Any B2C business needs to remain agile to meet their customers' growing expectations, who expect more every day. However, as B2C companies often depend on third-party distribution and supplier partners, they do not directly access customers. As a result, they cannot actively monitor their customer's needs. Unlike B2C brands, D2C companies can source and utilize customer feedback to stay agile and innovate in response to any new changes.
For example, DTC company Beauties of Vermont (Beau Ties) demonstrated this agility by revamping its product offering due to Covid-19. It pivoted from creating neckties and bow ties to producing face masks during Covid-19. CEO Greg Shugar started selling KN95 masks, a version of an N95 respiratory mask. Customers who tried these initial masks then asked Beau Ties when they would begin selling cloth masks. Shugar ordered 600 of these masks initially from a Chinese factory that produces fabric for Beau Ties and then increased this to 2000 due to customer demand.
The success of selling these masks prompted Beau Ties to create matching bow ties and masks for customers who wanted to look fashionable when going out and working from home. As a result of this product offering, this D2C company sold more than 5000 masks and hundreds of bow ties in May 2020. In this way, Beau Ties' agility ensured that the company remained profitable during a difficult time.

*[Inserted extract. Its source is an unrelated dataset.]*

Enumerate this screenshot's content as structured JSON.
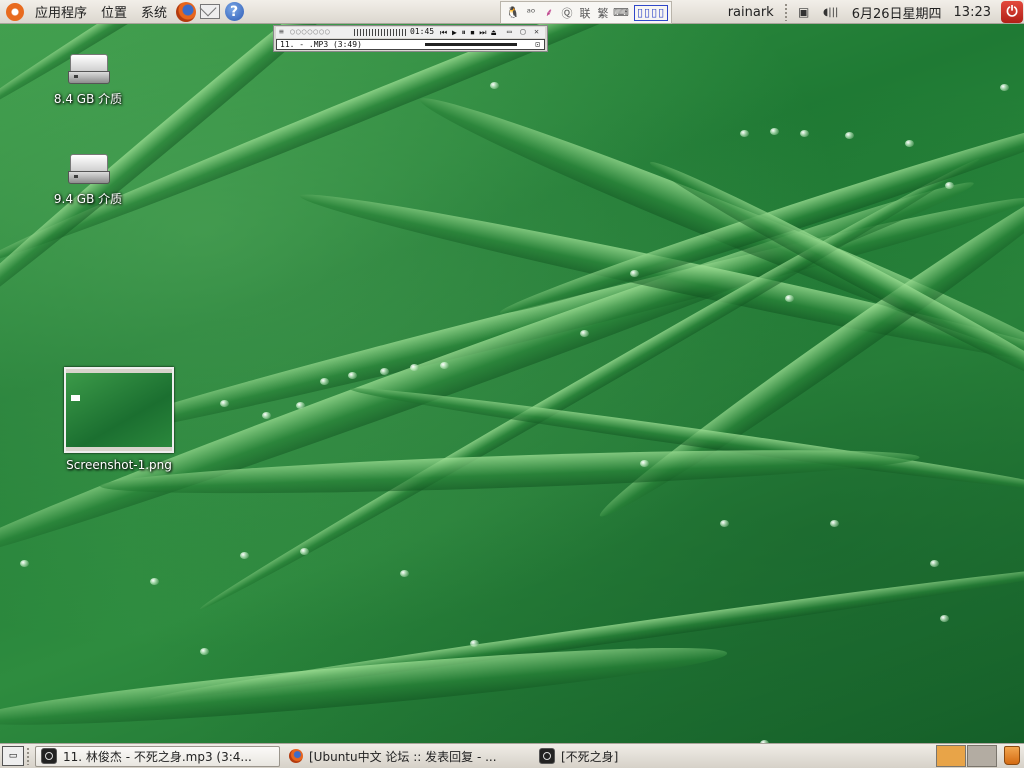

Your B2C brand can achieve faster growth by using customer data to explore new business models, deliver a superior shopping experience, and run an agile operational system. The fastest-growing D2C companies' four strategies can improve the ROI for B2C brands that get it right.